Directions = What lines in the records below include the word "broodjes"? Return each one.

BEGIN

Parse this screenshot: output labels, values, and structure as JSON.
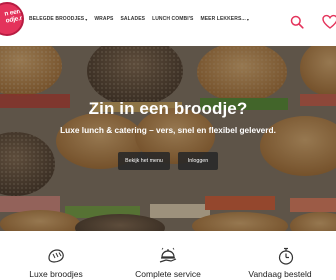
{
  "logo": {
    "text_line1": "n een",
    "text_line2": "odje.nl"
  },
  "nav": {
    "items": [
      {
        "label": "Belegde broodjes",
        "has_dropdown": true
      },
      {
        "label": "Wraps",
        "has_dropdown": false
      },
      {
        "label": "Salades",
        "has_dropdown": false
      },
      {
        "label": "Lunch combi's",
        "has_dropdown": false
      },
      {
        "label": "Meer lekkers...",
        "has_dropdown": true
      }
    ],
    "icons": [
      "search-icon",
      "heart-icon"
    ]
  },
  "hero": {
    "title": "Zin in een broodje?",
    "subtitle": "Luxe lunch & catering – vers, snel en flexibel geleverd.",
    "buttons": {
      "menu": "Bekijk het menu",
      "login": "Inloggen"
    }
  },
  "features": [
    {
      "icon": "bread-icon",
      "label": "Luxe broodjes"
    },
    {
      "icon": "service-tray-icon",
      "label": "Complete service"
    },
    {
      "icon": "stopwatch-icon",
      "label": "Vandaag besteld"
    }
  ],
  "colors": {
    "brand": "#e4335b",
    "text": "#333333",
    "button_bg": "#282828"
  }
}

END

Problem solution =
        "label": "Belegde broodjes",
      "label": "Luxe broodjes"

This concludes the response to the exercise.